The existence of preferred shares with frozen values as evidenced by redeemable and retractable features is a strong indicator that an estate freeze took place.
By Steve Z. Ranot and James A. DeBresser, Business Valuators
One of the creations of the Income Tax Act (“ITA”) is the Estate Freeze. This technique allows the taxpayer to limit capital gains subject to eventual taxation.
Otto owns the shares of Opco which are worth $500,000. Otto expects these shares to continue to grow in value but dislikes the idea of paying capital gains taxes. Otto knows that on his death, he will be deemed to have sold his shares at fair market value triggering a large capital gain if the shares continue to rise in value. Otto has an infant child. He decides to incorporate a holding company, Holdco. He settles a trust for the benefit of Junior. The trust subscribes for the common shares of Holdco for $1. Otto uses the provisions of section 85 of the ITA to transfer the common shares of Opco into Holdco for $500,000 of preferred shares of Holdco. The ITA allows this transfer to occur on a tax-free basis as Otto has received fair market value consideration, but none of it in cash, debt or other “hard” consideration. All future growth of Opco will now accrue to its new common shareholder, Holdco. Otto’s preferred shares of Holdco are redeemable and retractable at $500,000, so his value is frozen at this amount. Only the common shareholders of Holdco will benefit from Opco’s growth. Meanwhile, Otto has ensured he may use the $500,000 lifetime capital gains exemption to avoid capital gains tax on his shares.

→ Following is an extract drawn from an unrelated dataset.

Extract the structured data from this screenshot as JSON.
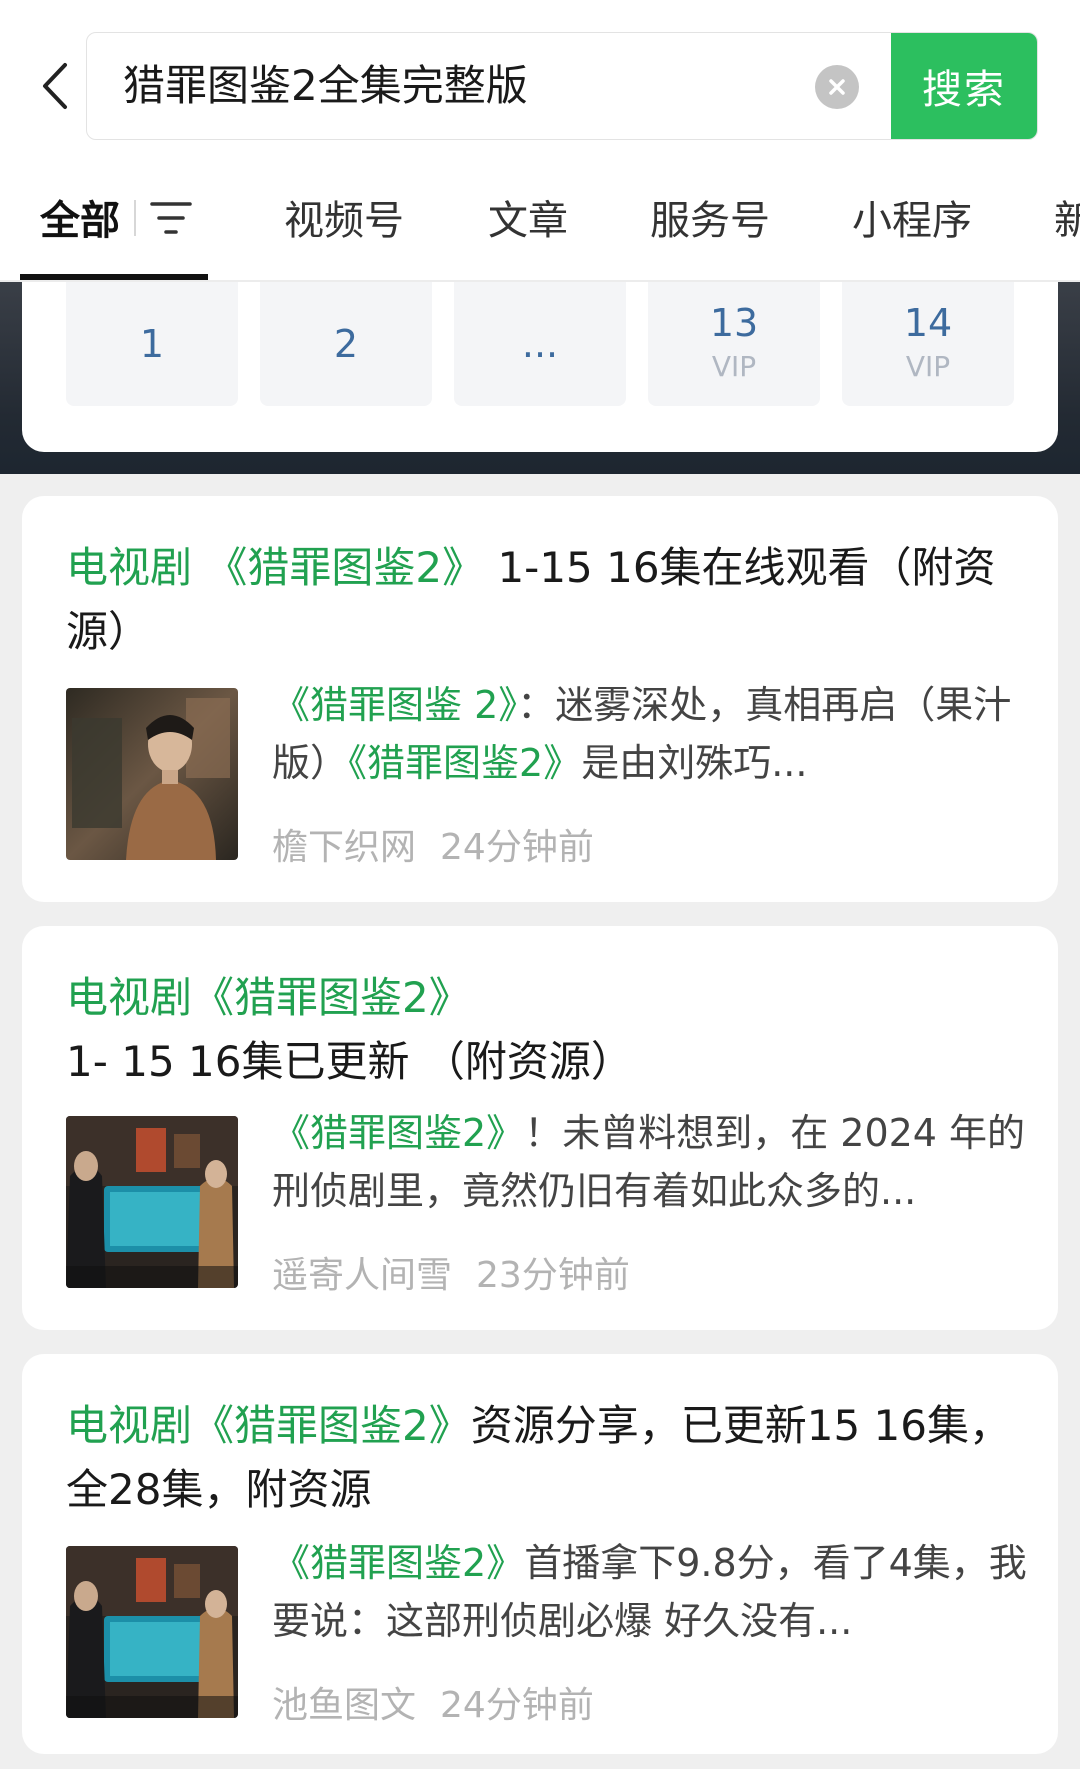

Similarly, Otto could have caused Opco to swap his common shares for $500,000 of preferred shares and issue new common shares to the trust set up for Junior. This is done under the provisions of section 86 of the ITA. This achieves the same result as the example above but without the need to incorporate a Holdco.
In both cases, the transferor is left with redeemable and retractable preferred shares and the transferee has common shares with an initial nominal value as all of the business value at the date of transfer is effectively owed to the preferred shareholder.
The existence of preferred shares does not guarantee that the common shareholders received their shares by way of an estate freeze. However, the existence of preferred shares with frozen values as evidenced by redeemable and retractable features is a strong indicator that an estate freeze took place earlier. Whether the common shares received by way of an estate freeze are excluded as gifts is a legal matter to be discussed elsewhere.
Steve Z. Ranot, CA·IFA/CBV, and James A. DeBresser, CA·IFA/CBV are partners in Marmer Penner Inc., a Business Valuator and Litigation Accountant firm in Toronto, Ont.
(Reprinted with Permission)